▶ _Data shown_

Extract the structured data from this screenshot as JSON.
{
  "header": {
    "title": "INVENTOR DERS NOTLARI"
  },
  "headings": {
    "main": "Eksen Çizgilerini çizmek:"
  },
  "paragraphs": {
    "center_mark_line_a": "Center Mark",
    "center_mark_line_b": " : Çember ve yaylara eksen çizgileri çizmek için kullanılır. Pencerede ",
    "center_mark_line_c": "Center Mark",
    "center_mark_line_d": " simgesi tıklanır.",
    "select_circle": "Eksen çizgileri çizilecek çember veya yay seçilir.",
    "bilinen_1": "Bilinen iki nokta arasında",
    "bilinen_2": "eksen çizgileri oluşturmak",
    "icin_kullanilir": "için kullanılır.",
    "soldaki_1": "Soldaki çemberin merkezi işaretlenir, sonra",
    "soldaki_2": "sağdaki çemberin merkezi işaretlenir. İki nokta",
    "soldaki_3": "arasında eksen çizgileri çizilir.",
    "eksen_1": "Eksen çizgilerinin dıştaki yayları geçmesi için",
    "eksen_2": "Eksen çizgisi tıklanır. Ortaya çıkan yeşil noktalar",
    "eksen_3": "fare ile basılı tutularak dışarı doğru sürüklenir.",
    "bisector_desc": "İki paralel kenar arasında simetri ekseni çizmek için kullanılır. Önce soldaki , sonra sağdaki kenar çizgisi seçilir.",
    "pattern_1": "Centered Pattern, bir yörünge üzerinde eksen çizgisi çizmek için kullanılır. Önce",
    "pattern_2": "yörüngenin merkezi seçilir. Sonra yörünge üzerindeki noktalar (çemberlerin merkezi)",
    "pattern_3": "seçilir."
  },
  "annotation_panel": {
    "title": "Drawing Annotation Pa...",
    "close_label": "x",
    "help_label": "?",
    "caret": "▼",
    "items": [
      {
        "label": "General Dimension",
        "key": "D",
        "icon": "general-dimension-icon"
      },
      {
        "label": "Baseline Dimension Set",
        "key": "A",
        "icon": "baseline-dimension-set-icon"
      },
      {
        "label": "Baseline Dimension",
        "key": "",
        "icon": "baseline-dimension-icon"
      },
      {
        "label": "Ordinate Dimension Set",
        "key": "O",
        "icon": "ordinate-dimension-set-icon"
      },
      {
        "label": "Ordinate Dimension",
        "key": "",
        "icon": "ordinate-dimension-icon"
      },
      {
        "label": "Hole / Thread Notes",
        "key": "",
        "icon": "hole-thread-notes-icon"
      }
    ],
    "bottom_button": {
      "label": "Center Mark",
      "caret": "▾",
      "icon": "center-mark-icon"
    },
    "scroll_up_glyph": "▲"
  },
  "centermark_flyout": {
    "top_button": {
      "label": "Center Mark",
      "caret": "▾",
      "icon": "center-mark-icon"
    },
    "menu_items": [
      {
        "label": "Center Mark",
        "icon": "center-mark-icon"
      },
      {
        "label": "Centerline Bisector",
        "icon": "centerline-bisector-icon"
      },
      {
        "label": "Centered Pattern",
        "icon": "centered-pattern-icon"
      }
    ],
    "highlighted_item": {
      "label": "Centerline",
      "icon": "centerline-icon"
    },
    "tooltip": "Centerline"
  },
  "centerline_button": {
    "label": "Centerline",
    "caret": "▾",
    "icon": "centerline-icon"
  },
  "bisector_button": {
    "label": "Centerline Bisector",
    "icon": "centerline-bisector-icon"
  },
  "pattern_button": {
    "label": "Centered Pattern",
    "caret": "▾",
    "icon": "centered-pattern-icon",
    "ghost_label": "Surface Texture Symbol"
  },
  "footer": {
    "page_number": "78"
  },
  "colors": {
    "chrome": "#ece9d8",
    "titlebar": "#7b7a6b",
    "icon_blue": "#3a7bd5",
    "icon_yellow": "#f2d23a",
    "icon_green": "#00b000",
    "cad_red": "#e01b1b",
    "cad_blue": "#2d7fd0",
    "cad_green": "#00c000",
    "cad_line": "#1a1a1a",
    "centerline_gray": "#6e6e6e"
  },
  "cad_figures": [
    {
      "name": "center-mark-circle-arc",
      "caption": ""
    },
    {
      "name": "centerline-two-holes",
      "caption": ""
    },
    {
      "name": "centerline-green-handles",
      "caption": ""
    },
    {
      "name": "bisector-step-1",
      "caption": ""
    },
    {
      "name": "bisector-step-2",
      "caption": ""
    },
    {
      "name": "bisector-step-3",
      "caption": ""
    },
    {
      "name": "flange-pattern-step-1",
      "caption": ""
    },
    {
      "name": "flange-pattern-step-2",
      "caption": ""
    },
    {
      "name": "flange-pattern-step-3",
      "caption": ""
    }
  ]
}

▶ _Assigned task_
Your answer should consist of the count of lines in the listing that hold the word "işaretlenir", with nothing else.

▶ _Solution for this exercise_
2